■ **EXERCISE**: Search the data for the word "cotton" and copy every line where it occurs.

-- GIVEN DATA follows --

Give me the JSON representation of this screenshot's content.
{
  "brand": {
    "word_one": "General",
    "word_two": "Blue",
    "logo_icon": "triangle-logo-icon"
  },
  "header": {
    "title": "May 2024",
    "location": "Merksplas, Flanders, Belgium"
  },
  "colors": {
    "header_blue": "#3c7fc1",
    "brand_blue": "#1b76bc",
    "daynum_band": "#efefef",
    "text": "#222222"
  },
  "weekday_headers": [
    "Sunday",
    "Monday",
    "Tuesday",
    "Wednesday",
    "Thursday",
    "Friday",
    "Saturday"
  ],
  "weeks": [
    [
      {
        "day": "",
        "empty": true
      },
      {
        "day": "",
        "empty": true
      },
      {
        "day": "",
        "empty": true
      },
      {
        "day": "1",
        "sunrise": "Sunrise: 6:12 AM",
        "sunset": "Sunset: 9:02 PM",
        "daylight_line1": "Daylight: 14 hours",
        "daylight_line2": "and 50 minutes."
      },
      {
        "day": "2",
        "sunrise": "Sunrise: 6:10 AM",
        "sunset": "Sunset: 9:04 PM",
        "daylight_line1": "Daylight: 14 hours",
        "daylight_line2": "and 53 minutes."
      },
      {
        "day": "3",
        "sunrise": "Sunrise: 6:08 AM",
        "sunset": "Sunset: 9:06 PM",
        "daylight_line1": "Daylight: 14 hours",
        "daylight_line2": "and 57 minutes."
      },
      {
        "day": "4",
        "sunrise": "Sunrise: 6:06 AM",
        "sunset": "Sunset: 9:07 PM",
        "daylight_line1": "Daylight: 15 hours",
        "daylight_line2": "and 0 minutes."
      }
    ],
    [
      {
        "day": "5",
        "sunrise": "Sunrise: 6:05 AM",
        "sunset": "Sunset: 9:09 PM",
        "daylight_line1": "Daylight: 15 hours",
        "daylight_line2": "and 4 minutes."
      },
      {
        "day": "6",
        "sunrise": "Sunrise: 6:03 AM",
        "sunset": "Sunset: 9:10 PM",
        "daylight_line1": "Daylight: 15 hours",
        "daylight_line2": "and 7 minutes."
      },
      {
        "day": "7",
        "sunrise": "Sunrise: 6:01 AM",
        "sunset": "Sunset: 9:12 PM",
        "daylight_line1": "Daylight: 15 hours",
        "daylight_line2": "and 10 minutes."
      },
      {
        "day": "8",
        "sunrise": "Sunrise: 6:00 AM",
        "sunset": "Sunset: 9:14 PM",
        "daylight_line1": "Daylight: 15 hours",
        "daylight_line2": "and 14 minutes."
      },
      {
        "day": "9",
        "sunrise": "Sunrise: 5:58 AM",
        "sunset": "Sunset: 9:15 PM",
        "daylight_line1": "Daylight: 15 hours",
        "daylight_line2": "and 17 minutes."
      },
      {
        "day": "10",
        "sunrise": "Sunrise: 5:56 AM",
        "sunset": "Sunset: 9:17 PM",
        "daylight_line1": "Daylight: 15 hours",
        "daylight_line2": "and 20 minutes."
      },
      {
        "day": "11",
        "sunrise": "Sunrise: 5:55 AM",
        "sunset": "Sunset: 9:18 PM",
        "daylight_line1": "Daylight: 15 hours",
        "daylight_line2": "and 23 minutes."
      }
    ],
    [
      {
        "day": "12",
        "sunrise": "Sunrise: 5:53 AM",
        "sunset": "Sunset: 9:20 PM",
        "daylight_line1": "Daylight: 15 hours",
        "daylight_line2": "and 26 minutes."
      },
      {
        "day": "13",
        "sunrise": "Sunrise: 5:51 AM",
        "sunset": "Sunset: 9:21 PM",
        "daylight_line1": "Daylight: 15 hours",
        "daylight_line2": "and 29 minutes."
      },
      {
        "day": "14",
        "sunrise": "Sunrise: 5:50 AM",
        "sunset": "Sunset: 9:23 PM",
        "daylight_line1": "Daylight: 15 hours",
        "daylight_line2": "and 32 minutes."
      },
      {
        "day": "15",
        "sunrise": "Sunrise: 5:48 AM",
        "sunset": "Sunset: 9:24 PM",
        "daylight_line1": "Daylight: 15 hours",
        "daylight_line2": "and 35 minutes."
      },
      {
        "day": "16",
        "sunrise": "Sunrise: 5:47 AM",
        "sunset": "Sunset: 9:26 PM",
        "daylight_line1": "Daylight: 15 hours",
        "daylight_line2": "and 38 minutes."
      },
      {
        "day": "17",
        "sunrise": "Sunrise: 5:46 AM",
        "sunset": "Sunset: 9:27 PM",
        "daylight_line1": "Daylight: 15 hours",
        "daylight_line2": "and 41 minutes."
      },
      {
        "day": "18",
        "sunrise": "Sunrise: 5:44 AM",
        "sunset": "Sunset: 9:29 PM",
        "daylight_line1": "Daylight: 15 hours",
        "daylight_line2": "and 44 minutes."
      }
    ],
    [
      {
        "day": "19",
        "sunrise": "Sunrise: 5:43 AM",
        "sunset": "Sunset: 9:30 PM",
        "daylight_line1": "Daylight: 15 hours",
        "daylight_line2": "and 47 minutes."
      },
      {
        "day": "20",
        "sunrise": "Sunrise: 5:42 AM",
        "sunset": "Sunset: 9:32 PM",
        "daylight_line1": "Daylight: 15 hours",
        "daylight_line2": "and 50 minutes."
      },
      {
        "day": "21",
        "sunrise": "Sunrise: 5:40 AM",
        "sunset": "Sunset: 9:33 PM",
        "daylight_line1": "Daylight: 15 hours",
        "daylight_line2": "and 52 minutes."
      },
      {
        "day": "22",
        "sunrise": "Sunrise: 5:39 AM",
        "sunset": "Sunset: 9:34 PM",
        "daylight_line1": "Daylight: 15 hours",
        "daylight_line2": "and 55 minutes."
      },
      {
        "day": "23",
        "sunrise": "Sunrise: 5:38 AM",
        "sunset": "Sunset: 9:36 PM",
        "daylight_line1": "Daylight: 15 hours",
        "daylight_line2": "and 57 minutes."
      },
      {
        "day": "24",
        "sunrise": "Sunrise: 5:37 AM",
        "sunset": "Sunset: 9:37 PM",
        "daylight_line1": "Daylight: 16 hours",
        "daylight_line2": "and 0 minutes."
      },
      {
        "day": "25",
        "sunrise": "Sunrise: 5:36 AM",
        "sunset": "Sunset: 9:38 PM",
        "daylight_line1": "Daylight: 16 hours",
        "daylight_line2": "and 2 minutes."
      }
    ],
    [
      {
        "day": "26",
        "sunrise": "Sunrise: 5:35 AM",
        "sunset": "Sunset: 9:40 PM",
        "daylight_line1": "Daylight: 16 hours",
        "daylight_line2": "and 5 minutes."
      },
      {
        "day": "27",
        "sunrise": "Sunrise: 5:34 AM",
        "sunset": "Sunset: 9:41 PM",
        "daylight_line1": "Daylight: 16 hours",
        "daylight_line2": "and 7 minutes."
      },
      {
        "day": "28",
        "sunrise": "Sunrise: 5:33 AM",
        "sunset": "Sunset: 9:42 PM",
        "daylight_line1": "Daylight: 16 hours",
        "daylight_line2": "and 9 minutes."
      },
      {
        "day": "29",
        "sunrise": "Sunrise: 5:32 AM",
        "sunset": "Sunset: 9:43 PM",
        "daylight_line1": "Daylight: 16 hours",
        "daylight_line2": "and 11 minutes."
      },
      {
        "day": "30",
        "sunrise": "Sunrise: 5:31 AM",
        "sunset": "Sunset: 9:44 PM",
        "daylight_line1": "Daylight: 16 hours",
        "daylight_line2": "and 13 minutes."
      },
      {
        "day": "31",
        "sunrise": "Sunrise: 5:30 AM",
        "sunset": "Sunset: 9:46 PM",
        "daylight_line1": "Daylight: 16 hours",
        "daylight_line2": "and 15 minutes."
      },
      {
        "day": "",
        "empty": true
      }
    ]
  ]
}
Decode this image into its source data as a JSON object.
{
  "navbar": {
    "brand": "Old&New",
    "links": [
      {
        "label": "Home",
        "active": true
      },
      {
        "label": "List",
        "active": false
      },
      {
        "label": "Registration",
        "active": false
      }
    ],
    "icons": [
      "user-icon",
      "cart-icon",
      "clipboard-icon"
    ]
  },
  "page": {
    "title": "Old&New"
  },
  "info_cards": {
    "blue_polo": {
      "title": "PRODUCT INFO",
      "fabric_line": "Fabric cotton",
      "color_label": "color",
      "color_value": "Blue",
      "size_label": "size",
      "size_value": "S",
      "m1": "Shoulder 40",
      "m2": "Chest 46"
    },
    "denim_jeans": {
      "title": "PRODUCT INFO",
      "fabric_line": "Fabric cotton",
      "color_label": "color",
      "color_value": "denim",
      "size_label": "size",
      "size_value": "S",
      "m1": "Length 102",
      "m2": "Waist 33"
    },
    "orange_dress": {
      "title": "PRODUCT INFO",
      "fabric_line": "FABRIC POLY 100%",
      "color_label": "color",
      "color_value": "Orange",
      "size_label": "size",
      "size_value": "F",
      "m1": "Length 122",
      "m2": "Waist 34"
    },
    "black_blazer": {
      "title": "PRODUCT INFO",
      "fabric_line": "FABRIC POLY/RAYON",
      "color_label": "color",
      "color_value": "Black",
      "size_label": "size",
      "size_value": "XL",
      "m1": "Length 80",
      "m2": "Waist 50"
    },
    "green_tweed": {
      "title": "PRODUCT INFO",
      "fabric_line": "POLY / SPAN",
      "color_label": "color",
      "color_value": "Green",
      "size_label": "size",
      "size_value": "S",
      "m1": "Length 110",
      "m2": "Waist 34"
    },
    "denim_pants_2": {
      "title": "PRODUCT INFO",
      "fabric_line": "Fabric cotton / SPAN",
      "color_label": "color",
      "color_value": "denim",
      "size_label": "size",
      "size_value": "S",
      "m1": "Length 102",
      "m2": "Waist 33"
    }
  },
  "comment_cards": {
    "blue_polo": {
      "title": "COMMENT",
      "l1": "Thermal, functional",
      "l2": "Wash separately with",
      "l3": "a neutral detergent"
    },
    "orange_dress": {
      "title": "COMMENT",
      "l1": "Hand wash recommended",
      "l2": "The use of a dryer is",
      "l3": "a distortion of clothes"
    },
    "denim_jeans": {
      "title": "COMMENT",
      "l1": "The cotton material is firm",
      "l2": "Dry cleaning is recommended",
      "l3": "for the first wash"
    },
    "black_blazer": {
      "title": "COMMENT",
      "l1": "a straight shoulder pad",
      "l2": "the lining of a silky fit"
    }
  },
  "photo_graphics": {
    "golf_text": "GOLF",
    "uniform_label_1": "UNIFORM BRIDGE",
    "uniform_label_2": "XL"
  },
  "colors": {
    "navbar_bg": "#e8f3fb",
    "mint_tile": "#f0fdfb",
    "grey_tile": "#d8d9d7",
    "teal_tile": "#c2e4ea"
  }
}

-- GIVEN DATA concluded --

■ **WRITTEN SOLUTION**:
      "fabric_line": "Fabric cotton",
      "fabric_line": "Fabric cotton",
      "fabric_line": "Fabric cotton / SPAN",
      "l1": "The cotton material is firm",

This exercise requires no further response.